▶ The task
Which of the lines in the data mention the string "PRESS"? List them all.

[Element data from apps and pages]
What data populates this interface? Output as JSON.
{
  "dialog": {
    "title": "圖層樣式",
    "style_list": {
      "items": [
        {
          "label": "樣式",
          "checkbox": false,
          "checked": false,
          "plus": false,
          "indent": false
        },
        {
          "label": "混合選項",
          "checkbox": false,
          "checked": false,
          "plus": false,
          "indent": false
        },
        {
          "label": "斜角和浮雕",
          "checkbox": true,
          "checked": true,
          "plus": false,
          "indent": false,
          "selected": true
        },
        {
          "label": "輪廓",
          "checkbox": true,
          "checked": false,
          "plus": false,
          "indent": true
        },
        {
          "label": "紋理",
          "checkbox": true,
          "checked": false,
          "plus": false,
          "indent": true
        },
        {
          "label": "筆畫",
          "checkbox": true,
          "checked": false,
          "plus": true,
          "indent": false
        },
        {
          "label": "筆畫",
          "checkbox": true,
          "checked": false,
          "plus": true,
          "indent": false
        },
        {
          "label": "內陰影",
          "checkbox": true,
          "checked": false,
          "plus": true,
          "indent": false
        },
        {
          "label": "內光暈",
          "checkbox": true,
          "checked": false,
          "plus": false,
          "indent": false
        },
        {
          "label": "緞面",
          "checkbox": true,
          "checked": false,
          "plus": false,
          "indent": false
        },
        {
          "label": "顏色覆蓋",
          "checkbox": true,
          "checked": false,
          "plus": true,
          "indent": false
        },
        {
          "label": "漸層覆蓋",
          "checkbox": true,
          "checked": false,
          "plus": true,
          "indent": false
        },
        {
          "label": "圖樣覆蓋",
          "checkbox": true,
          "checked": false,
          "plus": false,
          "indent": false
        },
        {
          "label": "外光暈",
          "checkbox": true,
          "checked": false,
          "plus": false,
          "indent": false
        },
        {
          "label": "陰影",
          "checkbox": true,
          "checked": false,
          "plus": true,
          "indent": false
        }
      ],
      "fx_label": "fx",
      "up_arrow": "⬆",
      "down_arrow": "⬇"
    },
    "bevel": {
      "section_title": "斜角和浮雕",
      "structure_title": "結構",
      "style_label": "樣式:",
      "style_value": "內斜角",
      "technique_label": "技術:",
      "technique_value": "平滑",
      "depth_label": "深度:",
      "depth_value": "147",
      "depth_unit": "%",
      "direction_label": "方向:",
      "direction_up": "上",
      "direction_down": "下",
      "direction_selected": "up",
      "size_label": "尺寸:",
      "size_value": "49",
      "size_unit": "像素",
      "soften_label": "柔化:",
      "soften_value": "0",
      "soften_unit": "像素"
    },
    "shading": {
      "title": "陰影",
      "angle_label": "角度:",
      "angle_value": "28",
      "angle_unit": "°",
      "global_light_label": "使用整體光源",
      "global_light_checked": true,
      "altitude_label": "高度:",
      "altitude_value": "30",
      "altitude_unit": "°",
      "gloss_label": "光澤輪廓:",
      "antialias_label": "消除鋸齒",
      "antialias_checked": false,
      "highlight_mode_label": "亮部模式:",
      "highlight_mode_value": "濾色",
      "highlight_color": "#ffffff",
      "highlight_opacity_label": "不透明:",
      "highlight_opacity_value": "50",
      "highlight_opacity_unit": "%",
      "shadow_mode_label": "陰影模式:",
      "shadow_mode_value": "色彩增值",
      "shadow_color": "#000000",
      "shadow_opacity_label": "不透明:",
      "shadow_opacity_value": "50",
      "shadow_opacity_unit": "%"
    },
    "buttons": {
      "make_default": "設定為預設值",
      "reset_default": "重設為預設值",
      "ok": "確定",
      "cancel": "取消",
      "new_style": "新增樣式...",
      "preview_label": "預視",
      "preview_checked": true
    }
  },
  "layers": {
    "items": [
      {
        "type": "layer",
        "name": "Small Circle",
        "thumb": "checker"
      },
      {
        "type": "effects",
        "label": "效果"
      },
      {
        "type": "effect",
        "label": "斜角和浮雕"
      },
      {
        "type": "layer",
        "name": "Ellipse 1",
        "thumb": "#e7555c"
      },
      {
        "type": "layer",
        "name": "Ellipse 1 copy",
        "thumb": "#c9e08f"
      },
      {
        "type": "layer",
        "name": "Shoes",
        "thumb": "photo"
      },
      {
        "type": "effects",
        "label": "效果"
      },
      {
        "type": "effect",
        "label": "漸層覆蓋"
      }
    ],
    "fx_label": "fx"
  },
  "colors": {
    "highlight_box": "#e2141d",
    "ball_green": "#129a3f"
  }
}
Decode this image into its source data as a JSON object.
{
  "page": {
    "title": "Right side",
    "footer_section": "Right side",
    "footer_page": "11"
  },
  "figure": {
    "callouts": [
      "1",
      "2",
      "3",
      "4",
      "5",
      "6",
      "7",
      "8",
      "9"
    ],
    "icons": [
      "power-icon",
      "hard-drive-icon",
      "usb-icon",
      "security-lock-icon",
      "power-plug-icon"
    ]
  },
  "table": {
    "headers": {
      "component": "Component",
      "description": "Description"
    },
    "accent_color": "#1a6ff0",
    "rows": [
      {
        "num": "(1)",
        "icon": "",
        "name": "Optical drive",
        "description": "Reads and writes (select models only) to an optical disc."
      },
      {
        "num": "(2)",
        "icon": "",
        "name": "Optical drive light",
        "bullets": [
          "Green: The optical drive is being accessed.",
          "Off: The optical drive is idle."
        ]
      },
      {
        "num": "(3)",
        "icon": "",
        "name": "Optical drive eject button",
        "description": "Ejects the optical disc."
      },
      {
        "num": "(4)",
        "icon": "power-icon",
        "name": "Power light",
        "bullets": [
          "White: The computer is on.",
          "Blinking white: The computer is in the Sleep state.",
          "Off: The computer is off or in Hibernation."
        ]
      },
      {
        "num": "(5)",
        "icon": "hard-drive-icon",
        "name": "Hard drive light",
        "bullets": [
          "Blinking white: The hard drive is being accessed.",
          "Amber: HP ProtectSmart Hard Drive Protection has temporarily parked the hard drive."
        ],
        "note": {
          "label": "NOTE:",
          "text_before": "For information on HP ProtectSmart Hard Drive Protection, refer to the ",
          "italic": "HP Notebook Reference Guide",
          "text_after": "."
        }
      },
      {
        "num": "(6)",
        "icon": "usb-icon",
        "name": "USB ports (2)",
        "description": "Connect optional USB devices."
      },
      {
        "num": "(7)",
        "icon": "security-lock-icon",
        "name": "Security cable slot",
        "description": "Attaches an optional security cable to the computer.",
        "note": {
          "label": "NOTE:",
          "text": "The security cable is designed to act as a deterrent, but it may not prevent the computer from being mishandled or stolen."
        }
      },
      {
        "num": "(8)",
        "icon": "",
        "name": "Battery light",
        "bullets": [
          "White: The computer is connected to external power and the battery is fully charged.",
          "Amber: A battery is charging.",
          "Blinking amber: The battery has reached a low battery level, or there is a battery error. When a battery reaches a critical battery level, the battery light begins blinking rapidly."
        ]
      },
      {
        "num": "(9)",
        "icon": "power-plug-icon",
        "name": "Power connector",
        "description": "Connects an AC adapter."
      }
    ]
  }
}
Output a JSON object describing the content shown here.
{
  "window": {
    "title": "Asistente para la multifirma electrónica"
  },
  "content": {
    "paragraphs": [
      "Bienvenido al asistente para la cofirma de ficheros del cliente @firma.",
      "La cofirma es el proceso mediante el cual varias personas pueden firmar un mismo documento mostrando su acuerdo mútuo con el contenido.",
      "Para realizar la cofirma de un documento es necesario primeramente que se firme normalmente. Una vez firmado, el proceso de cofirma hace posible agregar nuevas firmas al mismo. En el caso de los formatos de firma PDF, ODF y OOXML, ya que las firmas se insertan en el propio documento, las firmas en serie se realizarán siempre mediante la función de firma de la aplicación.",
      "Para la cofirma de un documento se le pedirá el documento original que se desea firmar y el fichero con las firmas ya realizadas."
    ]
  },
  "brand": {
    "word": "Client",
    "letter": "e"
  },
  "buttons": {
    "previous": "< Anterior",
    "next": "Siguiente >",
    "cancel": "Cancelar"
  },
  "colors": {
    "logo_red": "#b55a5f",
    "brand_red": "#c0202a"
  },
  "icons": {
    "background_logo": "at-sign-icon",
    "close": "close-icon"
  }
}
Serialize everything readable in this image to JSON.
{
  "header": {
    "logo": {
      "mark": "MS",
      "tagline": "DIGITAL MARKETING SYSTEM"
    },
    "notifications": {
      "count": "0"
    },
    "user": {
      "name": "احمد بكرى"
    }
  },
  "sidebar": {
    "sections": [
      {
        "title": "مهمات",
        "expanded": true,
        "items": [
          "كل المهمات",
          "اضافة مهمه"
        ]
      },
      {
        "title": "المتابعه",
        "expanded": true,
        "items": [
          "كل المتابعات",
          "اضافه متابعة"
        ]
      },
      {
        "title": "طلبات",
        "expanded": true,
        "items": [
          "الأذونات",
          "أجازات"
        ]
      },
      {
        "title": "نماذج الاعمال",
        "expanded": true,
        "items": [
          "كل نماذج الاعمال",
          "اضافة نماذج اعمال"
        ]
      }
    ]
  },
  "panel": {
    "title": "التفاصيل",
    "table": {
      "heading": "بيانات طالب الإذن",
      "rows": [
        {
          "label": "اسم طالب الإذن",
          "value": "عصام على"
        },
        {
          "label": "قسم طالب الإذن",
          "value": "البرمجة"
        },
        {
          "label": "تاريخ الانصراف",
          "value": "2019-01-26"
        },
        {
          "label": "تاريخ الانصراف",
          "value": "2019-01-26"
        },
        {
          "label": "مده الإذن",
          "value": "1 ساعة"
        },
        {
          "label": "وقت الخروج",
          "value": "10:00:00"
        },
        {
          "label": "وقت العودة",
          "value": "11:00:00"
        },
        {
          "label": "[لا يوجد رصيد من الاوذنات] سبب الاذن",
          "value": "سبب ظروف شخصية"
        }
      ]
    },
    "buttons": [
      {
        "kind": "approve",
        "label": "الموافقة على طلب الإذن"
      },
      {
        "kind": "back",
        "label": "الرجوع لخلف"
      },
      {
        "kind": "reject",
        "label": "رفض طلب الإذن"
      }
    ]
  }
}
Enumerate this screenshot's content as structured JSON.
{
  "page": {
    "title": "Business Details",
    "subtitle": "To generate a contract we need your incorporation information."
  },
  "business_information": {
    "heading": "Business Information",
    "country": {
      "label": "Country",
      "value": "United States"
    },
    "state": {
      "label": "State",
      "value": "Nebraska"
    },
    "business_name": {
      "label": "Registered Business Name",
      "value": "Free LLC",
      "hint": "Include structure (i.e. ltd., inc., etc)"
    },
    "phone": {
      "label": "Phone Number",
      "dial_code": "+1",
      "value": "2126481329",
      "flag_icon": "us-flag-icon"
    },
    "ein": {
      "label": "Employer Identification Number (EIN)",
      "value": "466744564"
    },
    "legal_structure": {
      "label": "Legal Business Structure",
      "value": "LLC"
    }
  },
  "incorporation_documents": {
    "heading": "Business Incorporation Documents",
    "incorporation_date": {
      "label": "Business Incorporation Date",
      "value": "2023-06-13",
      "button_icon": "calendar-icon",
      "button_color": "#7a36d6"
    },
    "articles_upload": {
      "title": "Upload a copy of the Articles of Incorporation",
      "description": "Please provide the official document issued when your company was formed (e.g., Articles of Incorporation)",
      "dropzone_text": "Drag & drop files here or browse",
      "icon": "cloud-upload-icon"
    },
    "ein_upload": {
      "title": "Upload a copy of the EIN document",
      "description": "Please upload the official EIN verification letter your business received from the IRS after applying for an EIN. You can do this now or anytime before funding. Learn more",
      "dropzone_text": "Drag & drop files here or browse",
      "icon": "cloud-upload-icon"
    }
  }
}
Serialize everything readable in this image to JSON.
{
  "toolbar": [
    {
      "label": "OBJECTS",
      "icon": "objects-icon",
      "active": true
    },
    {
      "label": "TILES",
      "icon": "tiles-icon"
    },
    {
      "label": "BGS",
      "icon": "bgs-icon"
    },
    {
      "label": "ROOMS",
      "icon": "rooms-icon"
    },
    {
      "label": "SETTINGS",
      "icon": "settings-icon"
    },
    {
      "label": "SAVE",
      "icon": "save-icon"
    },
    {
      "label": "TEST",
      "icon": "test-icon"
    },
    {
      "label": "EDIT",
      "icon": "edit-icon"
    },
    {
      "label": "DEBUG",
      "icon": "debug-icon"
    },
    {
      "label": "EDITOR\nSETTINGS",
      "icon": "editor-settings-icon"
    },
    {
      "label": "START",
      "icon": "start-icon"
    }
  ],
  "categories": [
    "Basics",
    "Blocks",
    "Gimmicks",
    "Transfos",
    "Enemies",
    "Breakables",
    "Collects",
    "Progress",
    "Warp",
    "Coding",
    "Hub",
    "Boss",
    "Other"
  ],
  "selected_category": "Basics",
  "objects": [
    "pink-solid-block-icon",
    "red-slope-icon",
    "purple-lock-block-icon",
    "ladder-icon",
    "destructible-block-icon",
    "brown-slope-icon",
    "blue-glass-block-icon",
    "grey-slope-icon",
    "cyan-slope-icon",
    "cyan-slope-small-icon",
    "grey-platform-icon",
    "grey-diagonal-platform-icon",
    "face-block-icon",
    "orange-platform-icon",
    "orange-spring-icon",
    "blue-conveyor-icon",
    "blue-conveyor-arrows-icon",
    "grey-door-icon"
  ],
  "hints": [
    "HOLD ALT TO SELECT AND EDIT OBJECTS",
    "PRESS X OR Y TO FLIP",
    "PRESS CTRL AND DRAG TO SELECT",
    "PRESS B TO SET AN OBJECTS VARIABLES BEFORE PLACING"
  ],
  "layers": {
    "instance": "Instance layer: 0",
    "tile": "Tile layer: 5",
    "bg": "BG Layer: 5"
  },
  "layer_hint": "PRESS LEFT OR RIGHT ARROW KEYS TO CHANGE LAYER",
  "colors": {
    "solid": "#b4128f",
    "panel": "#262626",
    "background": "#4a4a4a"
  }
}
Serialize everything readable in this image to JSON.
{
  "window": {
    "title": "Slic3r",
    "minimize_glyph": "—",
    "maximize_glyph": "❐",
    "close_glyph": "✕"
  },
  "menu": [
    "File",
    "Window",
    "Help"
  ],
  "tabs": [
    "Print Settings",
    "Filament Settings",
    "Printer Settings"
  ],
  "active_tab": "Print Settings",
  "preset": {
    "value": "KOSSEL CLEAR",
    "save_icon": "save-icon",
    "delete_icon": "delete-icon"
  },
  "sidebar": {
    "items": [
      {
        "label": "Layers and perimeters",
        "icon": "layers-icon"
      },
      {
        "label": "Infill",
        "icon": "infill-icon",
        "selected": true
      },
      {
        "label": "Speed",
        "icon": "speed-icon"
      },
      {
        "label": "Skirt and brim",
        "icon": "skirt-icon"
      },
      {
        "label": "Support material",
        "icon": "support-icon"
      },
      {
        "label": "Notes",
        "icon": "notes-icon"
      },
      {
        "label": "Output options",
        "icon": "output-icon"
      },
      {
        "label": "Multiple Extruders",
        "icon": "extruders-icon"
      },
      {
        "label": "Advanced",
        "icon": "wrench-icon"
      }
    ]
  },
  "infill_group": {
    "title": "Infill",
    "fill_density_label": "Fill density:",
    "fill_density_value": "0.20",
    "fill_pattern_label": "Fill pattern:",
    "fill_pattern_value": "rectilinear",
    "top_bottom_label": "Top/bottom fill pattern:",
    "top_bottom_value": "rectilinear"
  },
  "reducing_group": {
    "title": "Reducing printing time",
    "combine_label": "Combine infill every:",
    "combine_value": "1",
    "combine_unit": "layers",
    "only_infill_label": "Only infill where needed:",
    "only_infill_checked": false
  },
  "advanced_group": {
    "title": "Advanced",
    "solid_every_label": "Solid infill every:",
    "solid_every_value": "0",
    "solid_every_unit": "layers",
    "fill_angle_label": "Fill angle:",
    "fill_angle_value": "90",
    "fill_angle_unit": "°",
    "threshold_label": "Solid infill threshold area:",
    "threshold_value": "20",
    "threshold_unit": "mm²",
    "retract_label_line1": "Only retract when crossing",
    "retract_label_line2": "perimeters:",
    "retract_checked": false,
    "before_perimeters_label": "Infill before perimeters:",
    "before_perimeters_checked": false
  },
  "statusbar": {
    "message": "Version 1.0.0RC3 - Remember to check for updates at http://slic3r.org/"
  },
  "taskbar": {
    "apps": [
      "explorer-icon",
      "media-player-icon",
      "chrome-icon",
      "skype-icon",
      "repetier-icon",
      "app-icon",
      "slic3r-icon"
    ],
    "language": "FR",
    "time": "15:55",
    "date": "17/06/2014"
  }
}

▶ Result for this exercise
    "PRESS X OR Y TO FLIP",
    "PRESS CTRL AND DRAG TO SELECT",
    "PRESS B TO SET AN OBJECTS VARIABLES BEFORE PLACING"
  "layer_hint": "PRESS LEFT OR RIGHT ARROW KEYS TO CHANGE LAYER",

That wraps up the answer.